# Exercise objective:
Tally the lines of the records below that include the word "First", and write down only that tally.

Interface dataset entries:

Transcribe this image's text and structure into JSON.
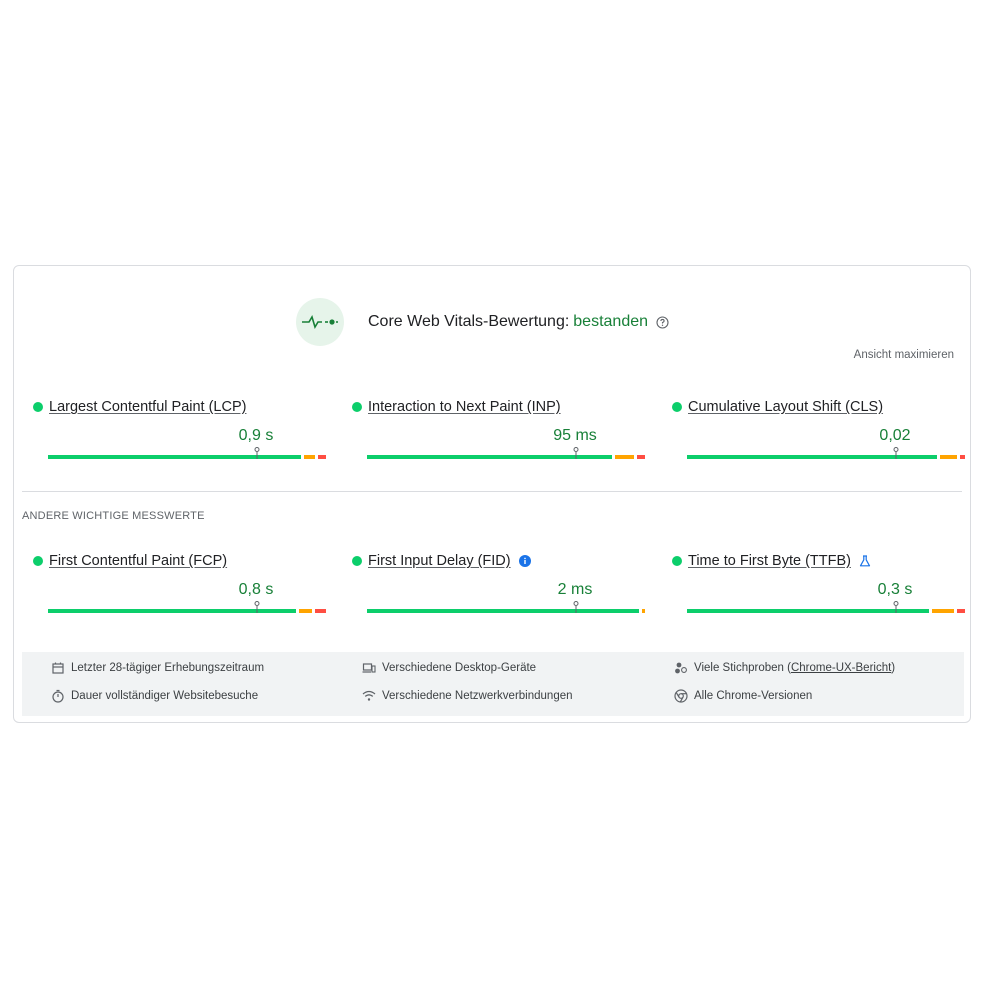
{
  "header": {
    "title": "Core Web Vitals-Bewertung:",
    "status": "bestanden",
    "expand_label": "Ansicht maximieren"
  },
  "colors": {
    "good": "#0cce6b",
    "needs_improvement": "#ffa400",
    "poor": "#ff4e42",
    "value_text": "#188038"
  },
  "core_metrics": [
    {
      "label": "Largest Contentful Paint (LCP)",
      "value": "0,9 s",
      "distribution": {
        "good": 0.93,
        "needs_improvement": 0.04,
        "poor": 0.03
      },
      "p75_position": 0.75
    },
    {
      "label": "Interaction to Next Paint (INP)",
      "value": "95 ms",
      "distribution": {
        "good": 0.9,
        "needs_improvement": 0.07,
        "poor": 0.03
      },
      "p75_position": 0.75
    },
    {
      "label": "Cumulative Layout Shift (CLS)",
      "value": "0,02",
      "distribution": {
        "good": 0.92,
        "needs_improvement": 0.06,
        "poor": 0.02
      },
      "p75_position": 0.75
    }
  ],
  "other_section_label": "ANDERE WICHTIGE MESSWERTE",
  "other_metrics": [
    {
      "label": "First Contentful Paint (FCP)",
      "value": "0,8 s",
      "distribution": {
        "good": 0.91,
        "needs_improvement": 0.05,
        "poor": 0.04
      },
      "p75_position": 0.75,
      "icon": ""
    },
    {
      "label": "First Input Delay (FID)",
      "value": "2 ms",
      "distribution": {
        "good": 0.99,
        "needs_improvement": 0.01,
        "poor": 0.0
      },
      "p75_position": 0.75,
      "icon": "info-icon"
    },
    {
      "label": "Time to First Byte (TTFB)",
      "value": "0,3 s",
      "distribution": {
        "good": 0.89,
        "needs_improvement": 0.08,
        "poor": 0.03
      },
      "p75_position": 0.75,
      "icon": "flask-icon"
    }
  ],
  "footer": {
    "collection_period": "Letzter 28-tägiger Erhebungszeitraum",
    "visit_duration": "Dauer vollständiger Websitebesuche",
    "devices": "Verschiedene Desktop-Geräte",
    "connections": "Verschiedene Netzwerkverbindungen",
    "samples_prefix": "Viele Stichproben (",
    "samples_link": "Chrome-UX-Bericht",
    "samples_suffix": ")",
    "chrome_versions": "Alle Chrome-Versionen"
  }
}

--

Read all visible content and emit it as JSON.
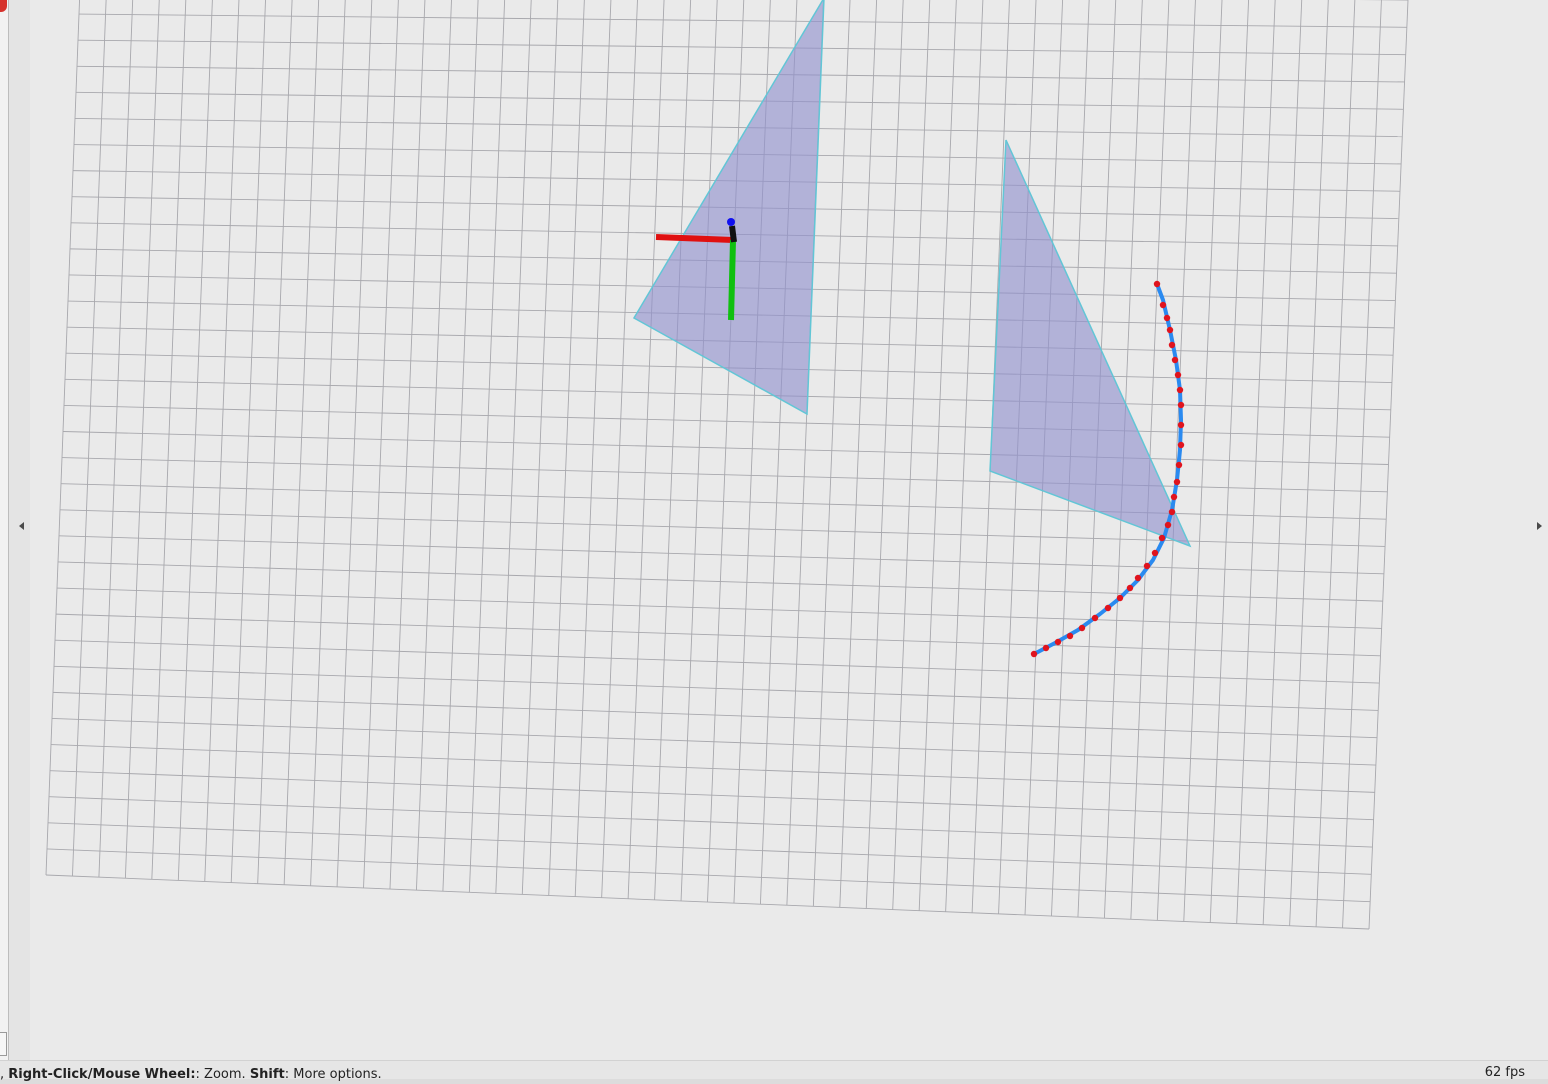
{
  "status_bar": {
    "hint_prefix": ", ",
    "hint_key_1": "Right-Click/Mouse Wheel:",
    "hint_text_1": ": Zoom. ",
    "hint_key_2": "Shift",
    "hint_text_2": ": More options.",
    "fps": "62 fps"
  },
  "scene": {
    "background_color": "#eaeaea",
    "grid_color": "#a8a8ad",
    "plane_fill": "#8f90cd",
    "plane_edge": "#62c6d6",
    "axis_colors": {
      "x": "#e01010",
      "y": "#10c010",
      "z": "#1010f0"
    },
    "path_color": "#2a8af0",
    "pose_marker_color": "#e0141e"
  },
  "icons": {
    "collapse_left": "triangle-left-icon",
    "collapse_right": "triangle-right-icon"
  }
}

# Reply:
3